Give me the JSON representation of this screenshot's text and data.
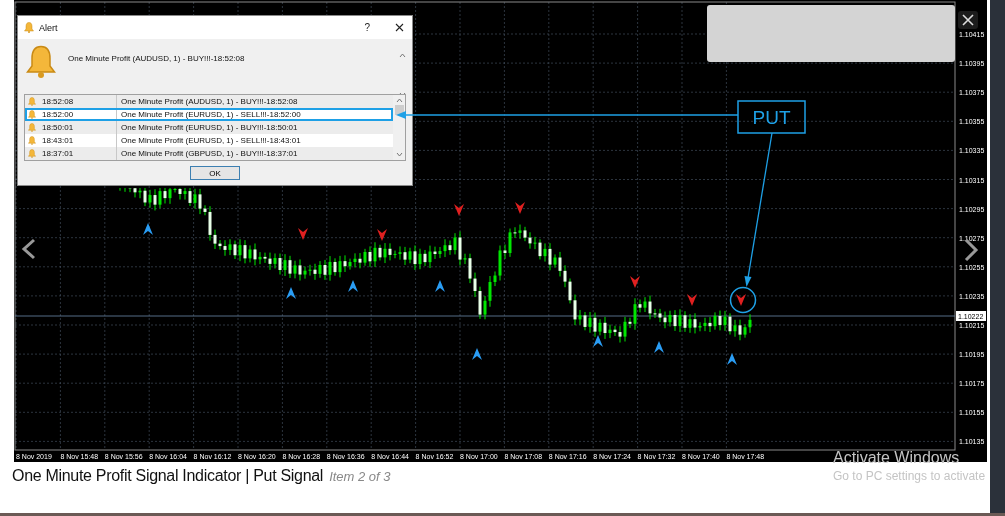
{
  "dialog": {
    "title": "Alert",
    "help": "?",
    "message": "One Minute Profit (AUDUSD, 1) - BUY!!!-18:52:08",
    "ok": "OK",
    "rows": [
      {
        "time": "18:52:08",
        "text": "One Minute Profit (AUDUSD, 1) - BUY!!!-18:52:08",
        "selected": false
      },
      {
        "time": "18:52:00",
        "text": "One Minute Profit (EURUSD, 1) - SELL!!!-18:52:00",
        "selected": true
      },
      {
        "time": "18:50:01",
        "text": "One Minute Profit (EURUSD, 1) - BUY!!!-18:50:01",
        "selected": false
      },
      {
        "time": "18:43:01",
        "text": "One Minute Profit (EURUSD, 1) - SELL!!!-18:43:01",
        "selected": false
      },
      {
        "time": "18:37:01",
        "text": "One Minute Profit (GBPUSD, 1) - BUY!!!-18:37:01",
        "selected": false
      }
    ]
  },
  "chart": {
    "price_labels": [
      "1.10415",
      "1.10395",
      "1.10375",
      "1.10355",
      "1.10335",
      "1.10315",
      "1.10295",
      "1.10275",
      "1.10255",
      "1.10235",
      "1.10215",
      "1.10195",
      "1.10175",
      "1.10155",
      "1.10135"
    ],
    "current_price": "1.10222",
    "time_labels": [
      "8 Nov 2019",
      "8 Nov 15:48",
      "8 Nov 15:56",
      "8 Nov 16:04",
      "8 Nov 16:12",
      "8 Nov 16:20",
      "8 Nov 16:28",
      "8 Nov 16:36",
      "8 Nov 16:44",
      "8 Nov 16:52",
      "8 Nov 17:00",
      "8 Nov 17:08",
      "8 Nov 17:16",
      "8 Nov 17:24",
      "8 Nov 17:32",
      "8 Nov 17:40",
      "8 Nov 17:48"
    ],
    "callout": "PUT"
  },
  "caption": {
    "title": "One Minute Profit Signal Indicator | Put Signal",
    "counter": "Item 2 of 3"
  },
  "os_notice": {
    "title": "Activate Windows",
    "subtitle": "Go to PC settings to activate"
  }
}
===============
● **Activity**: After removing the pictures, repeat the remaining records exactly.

● **Expected output**:
Give me the JSON representation of this screenshot's text and data.
{
  "dialog": {
    "title": "Alert",
    "help": "?",
    "message": "One Minute Profit (AUDUSD, 1) - BUY!!!-18:52:08",
    "ok": "OK",
    "rows": [
      {
        "time": "18:52:08",
        "text": "One Minute Profit (AUDUSD, 1) - BUY!!!-18:52:08",
        "selected": false
      },
      {
        "time": "18:52:00",
        "text": "One Minute Profit (EURUSD, 1) - SELL!!!-18:52:00",
        "selected": true
      },
      {
        "time": "18:50:01",
        "text": "One Minute Profit (EURUSD, 1) - BUY!!!-18:50:01",
        "selected": false
      },
      {
        "time": "18:43:01",
        "text": "One Minute Profit (EURUSD, 1) - SELL!!!-18:43:01",
        "selected": false
      },
      {
        "time": "18:37:01",
        "text": "One Minute Profit (GBPUSD, 1) - BUY!!!-18:37:01",
        "selected": false
      }
    ]
  },
  "chart": {
    "price_labels": [
      "1.10415",
      "1.10395",
      "1.10375",
      "1.10355",
      "1.10335",
      "1.10315",
      "1.10295",
      "1.10275",
      "1.10255",
      "1.10235",
      "1.10215",
      "1.10195",
      "1.10175",
      "1.10155",
      "1.10135"
    ],
    "current_price": "1.10222",
    "time_labels": [
      "8 Nov 2019",
      "8 Nov 15:48",
      "8 Nov 15:56",
      "8 Nov 16:04",
      "8 Nov 16:12",
      "8 Nov 16:20",
      "8 Nov 16:28",
      "8 Nov 16:36",
      "8 Nov 16:44",
      "8 Nov 16:52",
      "8 Nov 17:00",
      "8 Nov 17:08",
      "8 Nov 17:16",
      "8 Nov 17:24",
      "8 Nov 17:32",
      "8 Nov 17:40",
      "8 Nov 17:48"
    ],
    "callout": "PUT"
  },
  "caption": {
    "title": "One Minute Profit Signal Indicator | Put Signal",
    "counter": "Item 2 of 3"
  },
  "os_notice": {
    "title": "Activate Windows",
    "subtitle": "Go to PC settings to activate"
  }
}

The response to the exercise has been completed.